Data records:
=== Section Start ===
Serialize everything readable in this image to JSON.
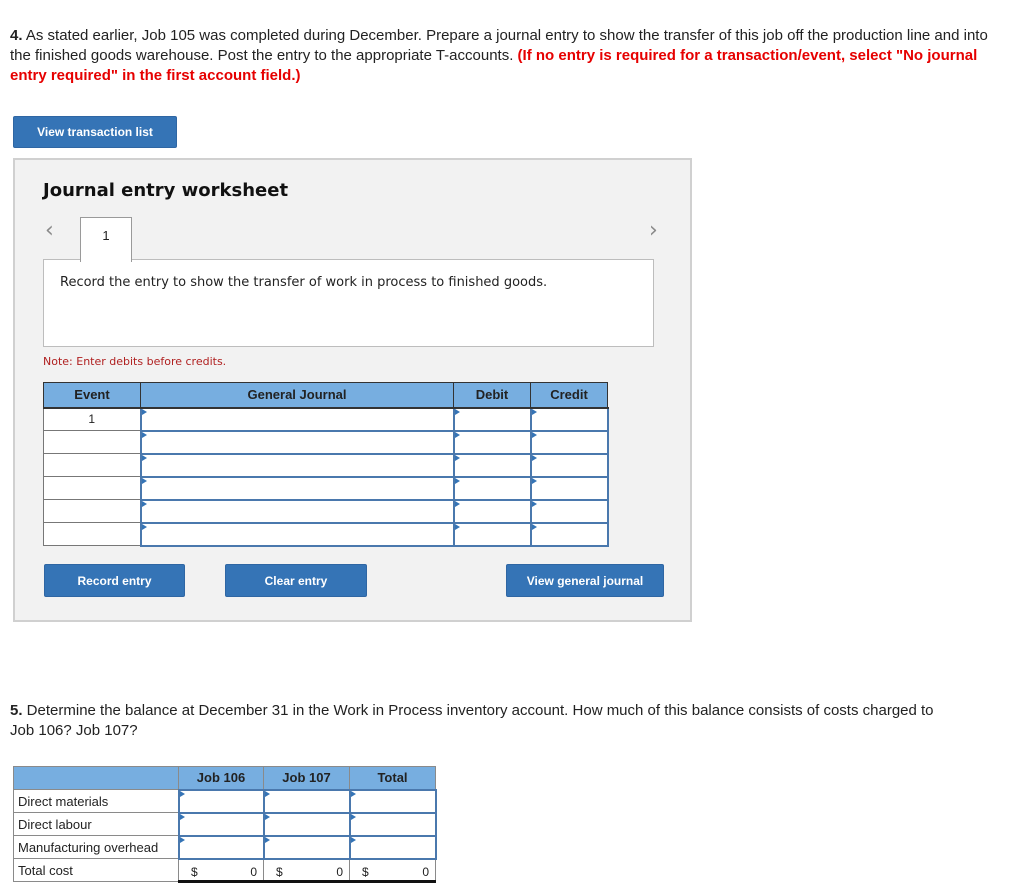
{
  "question4": {
    "number": "4.",
    "text": " As stated earlier, Job 105 was completed during December. Prepare a journal entry to show the transfer of this job off the production line and into the finished goods warehouse. Post the entry to the appropriate T-accounts. ",
    "instruction": "(If no entry is required for a transaction/event, select \"No journal entry required\" in the first account field.)"
  },
  "view_transaction_list_label": "View transaction list",
  "worksheet": {
    "title": "Journal entry worksheet",
    "prev_icon": "chevron-left-icon",
    "next_icon": "chevron-right-icon",
    "current_tab": "1",
    "description": "Record the entry to show the transfer of work in process to finished goods.",
    "note": "Note: Enter debits before credits.",
    "table": {
      "headers": [
        "Event",
        "General Journal",
        "Debit",
        "Credit"
      ],
      "rows": [
        {
          "event": "1",
          "account": "",
          "debit": "",
          "credit": ""
        },
        {
          "event": "",
          "account": "",
          "debit": "",
          "credit": ""
        },
        {
          "event": "",
          "account": "",
          "debit": "",
          "credit": ""
        },
        {
          "event": "",
          "account": "",
          "debit": "",
          "credit": ""
        },
        {
          "event": "",
          "account": "",
          "debit": "",
          "credit": ""
        },
        {
          "event": "",
          "account": "",
          "debit": "",
          "credit": ""
        }
      ]
    },
    "buttons": {
      "record": "Record entry",
      "clear": "Clear entry",
      "view_general_journal": "View general journal"
    }
  },
  "question5": {
    "number": "5.",
    "text": " Determine the balance at December 31 in the Work in Process inventory account. How much of this balance consists of costs charged to Job 106? Job 107?"
  },
  "cost_table": {
    "headers": [
      "",
      "Job 106",
      "Job 107",
      "Total"
    ],
    "rows": [
      {
        "label": "Direct materials",
        "job106": "",
        "job107": "",
        "total": ""
      },
      {
        "label": "Direct labour",
        "job106": "",
        "job107": "",
        "total": ""
      },
      {
        "label": "Manufacturing overhead",
        "job106": "",
        "job107": "",
        "total": ""
      }
    ],
    "total_row": {
      "label": "Total cost",
      "currency": "$",
      "job106": "0",
      "job107": "0",
      "total": "0"
    }
  }
}
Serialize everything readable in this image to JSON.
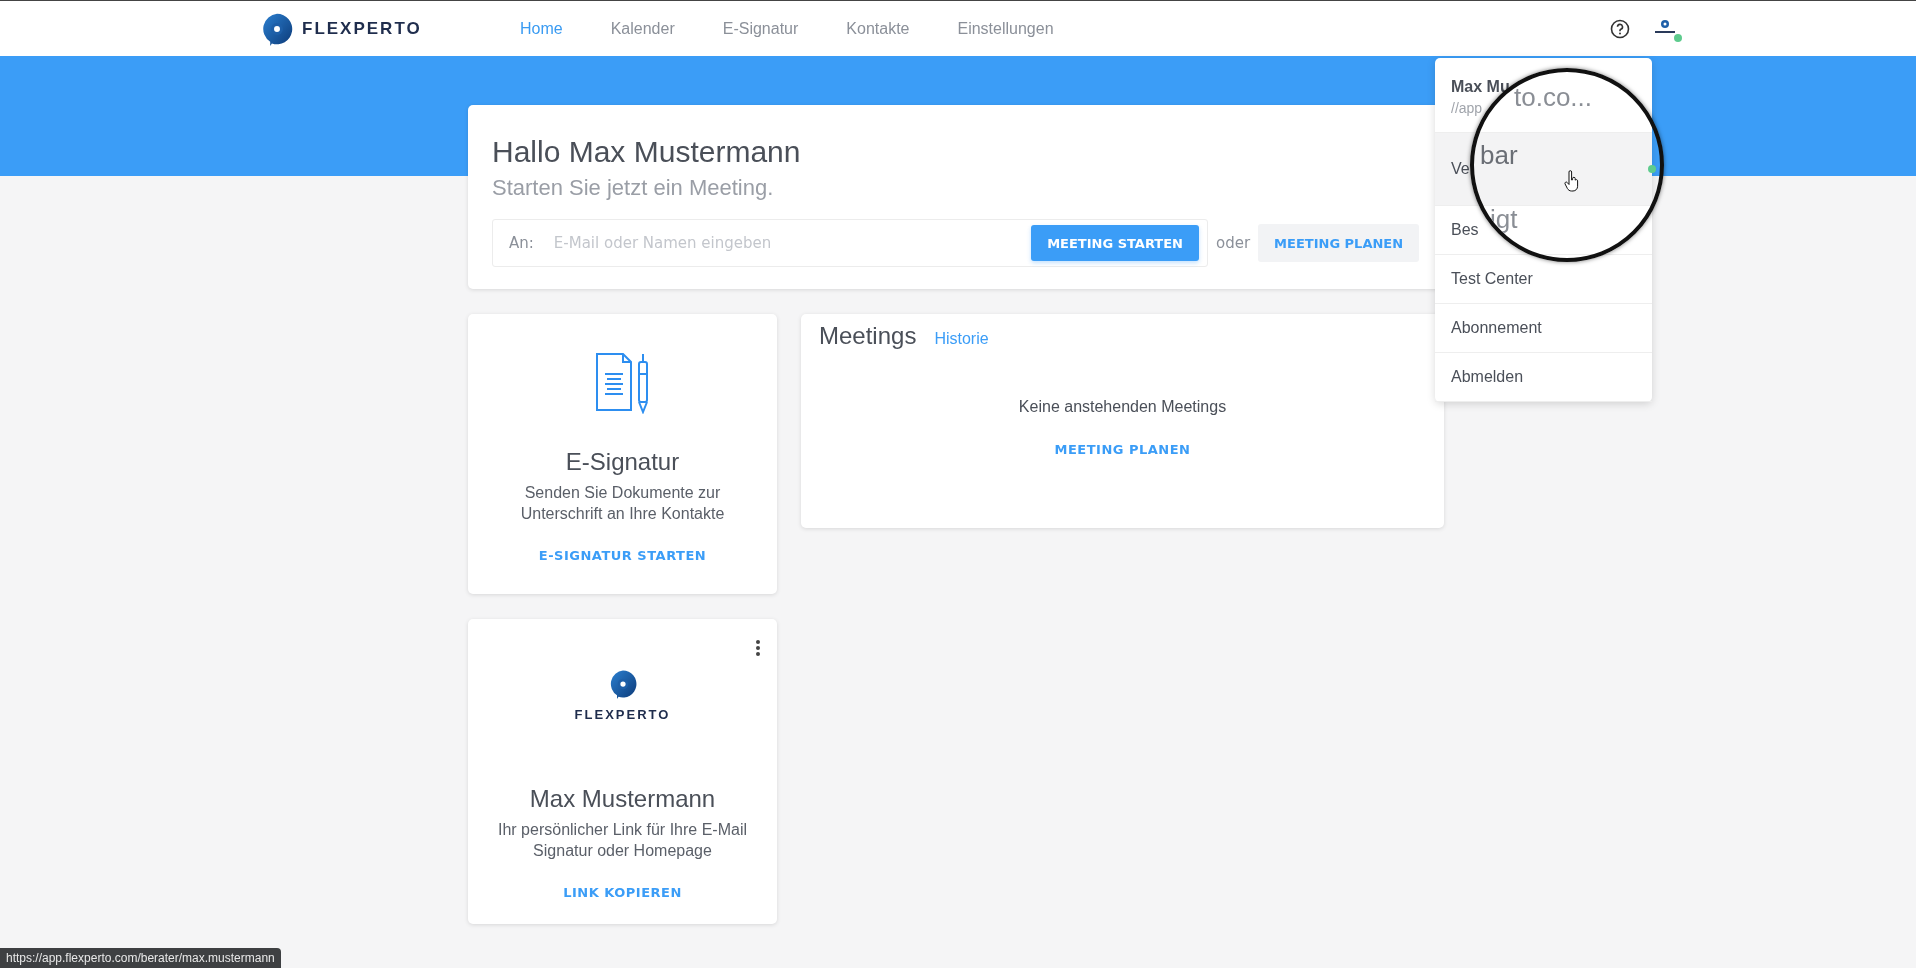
{
  "header": {
    "brand": "FLEXPERTO",
    "nav": [
      {
        "label": "Home",
        "selected": true
      },
      {
        "label": "Kalender",
        "selected": false
      },
      {
        "label": "E-Signatur",
        "selected": false
      },
      {
        "label": "Kontakte",
        "selected": false
      },
      {
        "label": "Einstellungen",
        "selected": false
      }
    ],
    "avatar": {
      "online": true
    }
  },
  "greeting": {
    "title": "Hallo Max Mustermann",
    "subtitle": "Starten Sie jetzt ein Meeting.",
    "to_label": "An:",
    "placeholder": "E-Mail oder Namen eingeben",
    "start_button": "MEETING STARTEN",
    "or": "oder",
    "plan_button": "MEETING PLANEN"
  },
  "esign_card": {
    "title": "E-Signatur",
    "text": "Senden Sie Dokumente zur Unterschrift an Ihre Kontakte",
    "action": "E-SIGNATUR STARTEN"
  },
  "meetings_card": {
    "title": "Meetings",
    "history_link": "Historie",
    "empty_text": "Keine anstehenden Meetings",
    "action": "MEETING PLANEN"
  },
  "profile_card": {
    "brand": "FLEXPERTO",
    "name": "Max Mustermann",
    "text": "Ihr persönlicher Link für Ihre E-Mail Signatur oder Homepage",
    "action": "LINK KOPIEREN"
  },
  "user_menu": {
    "name": "Max Mu",
    "url": "//app",
    "items": [
      {
        "label": "Ve",
        "hovered": true,
        "online": true
      },
      {
        "label": "Bes",
        "hovered": false,
        "online": false
      },
      {
        "label": "Test Center",
        "hovered": false,
        "online": false
      },
      {
        "label": "Abonnement",
        "hovered": false,
        "online": false
      },
      {
        "label": "Abmelden",
        "hovered": false,
        "online": false
      }
    ],
    "magnifier": {
      "texts": [
        "to.co...",
        "bar",
        "igt"
      ]
    }
  },
  "status_bar": {
    "url": "https://app.flexperto.com/berater/max.mustermann"
  }
}
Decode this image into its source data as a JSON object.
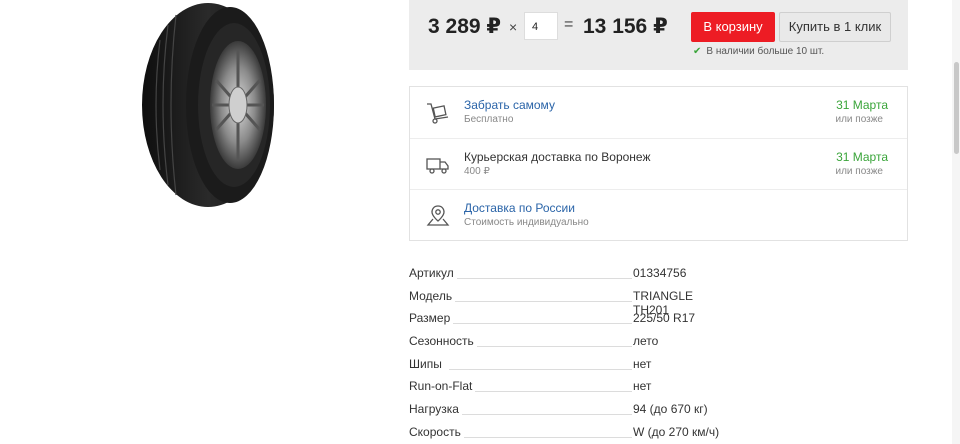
{
  "product": {
    "image_alt": "tire-image"
  },
  "price": {
    "unit_price": "3 289 ₽",
    "times": "×",
    "quantity": "4",
    "equals": "=",
    "total_price": "13 156 ₽",
    "add_to_cart": "В корзину",
    "buy_one_click": "Купить в 1 клик",
    "stock_status": "В наличии больше 10 шт."
  },
  "colors": {
    "accent_red": "#ed1c24",
    "link_blue": "#2a64a8",
    "date_green": "#3aa53a"
  },
  "delivery": [
    {
      "icon": "hand-truck-icon",
      "title": "Забрать самому",
      "subtitle": "Бесплатно",
      "date": "31 Марта",
      "date_note": "или позже"
    },
    {
      "icon": "delivery-truck-icon",
      "title": "Курьерская доставка по Воронеж",
      "subtitle": "400 ₽",
      "date": "31 Марта",
      "date_note": "или позже"
    },
    {
      "icon": "map-pin-icon",
      "title": "Доставка по России",
      "subtitle": "Стоимость индивидуально",
      "date": "",
      "date_note": ""
    }
  ],
  "specs": [
    {
      "key": "Артикул",
      "value": "01334756"
    },
    {
      "key": "Модель",
      "value": "TRIANGLE TH201"
    },
    {
      "key": "Размер",
      "value": "225/50 R17"
    },
    {
      "key": "Сезонность",
      "value": "лето"
    },
    {
      "key": "Шипы",
      "value": "нет"
    },
    {
      "key": "Run-on-Flat",
      "value": "нет"
    },
    {
      "key": "Нагрузка",
      "value": "94 (до 670 кг)"
    },
    {
      "key": "Скорость",
      "value": "W (до 270 км/ч)"
    }
  ]
}
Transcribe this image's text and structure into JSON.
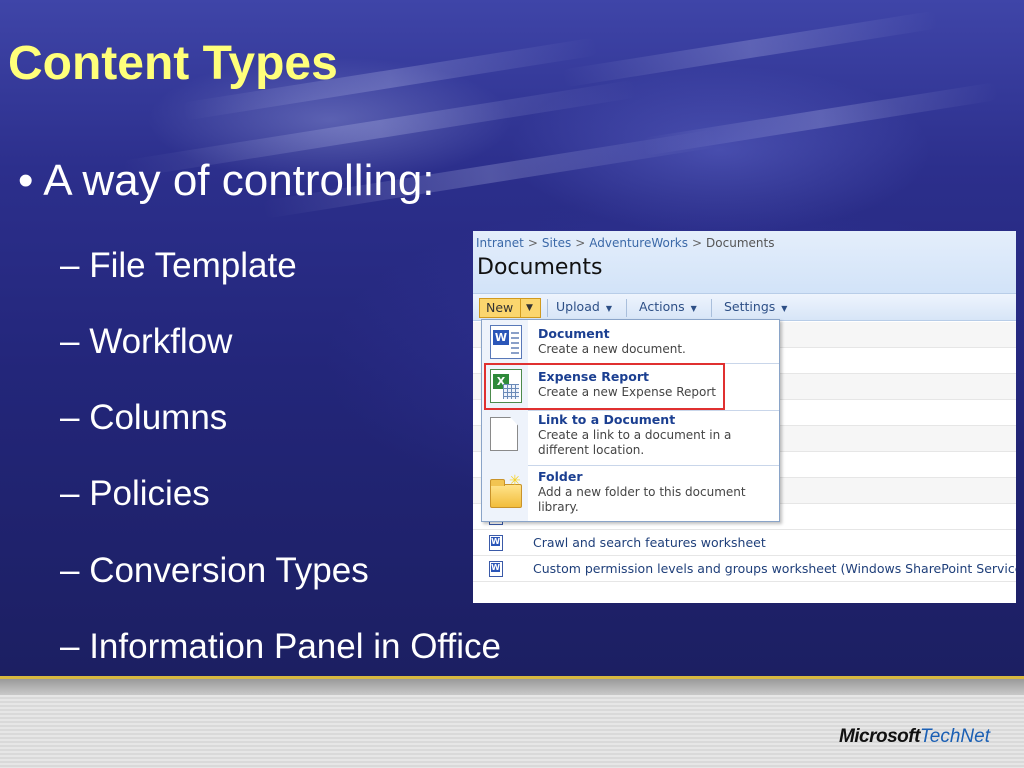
{
  "slide": {
    "title": "Content Types",
    "bullet": "• A way of controlling:",
    "sub_items": [
      "– File Template",
      "– Workflow",
      "– Columns",
      "– Policies",
      "– Conversion Types",
      "– Information Panel in Office"
    ]
  },
  "screenshot": {
    "breadcrumb": [
      "Intranet",
      "Sites",
      "AdventureWorks",
      "Documents"
    ],
    "breadcrumb_sep": ">",
    "page_title": "Documents",
    "toolbar": {
      "new_label": "New",
      "upload_label": "Upload",
      "actions_label": "Actions",
      "settings_label": "Settings"
    },
    "menu_items": [
      {
        "title": "Document",
        "desc_lines": [
          "Create a new document."
        ],
        "icon": "word-document-icon"
      },
      {
        "title": "Expense Report",
        "desc_lines": [
          "Create a new Expense Report"
        ],
        "icon": "excel-document-icon"
      },
      {
        "title": "Link to a Document",
        "desc_lines": [
          "Create a link to a document in a",
          "different location."
        ],
        "icon": "blank-document-icon"
      },
      {
        "title": "Folder",
        "desc_lines": [
          "Add a new folder to this document",
          "library."
        ],
        "icon": "folder-icon"
      }
    ],
    "list_rows": [
      "Crawl and search features worksheet",
      "Custom permission levels and groups worksheet (Windows SharePoint Services)"
    ]
  },
  "footer": {
    "logo_microsoft": "Microsoft",
    "logo_technet": "TechNet"
  },
  "colors": {
    "title": "#ffff7a",
    "accent_line": "#d8b840",
    "highlight_box": "#e03030",
    "link_blue": "#1b3f91"
  }
}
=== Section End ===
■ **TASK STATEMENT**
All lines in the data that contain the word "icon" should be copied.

■ **REPLY**
    "prev_icon": "chevron-left-icon",
    "next_icon": "chevron-right-icon",
      "icon": "hand-truck-icon",
      "icon": "delivery-truck-icon",
      "icon": "map-pin-icon",
        "icon": "word-document-icon"
        "icon": "excel-document-icon"
        "icon": "blank-document-icon"
        "icon": "folder-icon"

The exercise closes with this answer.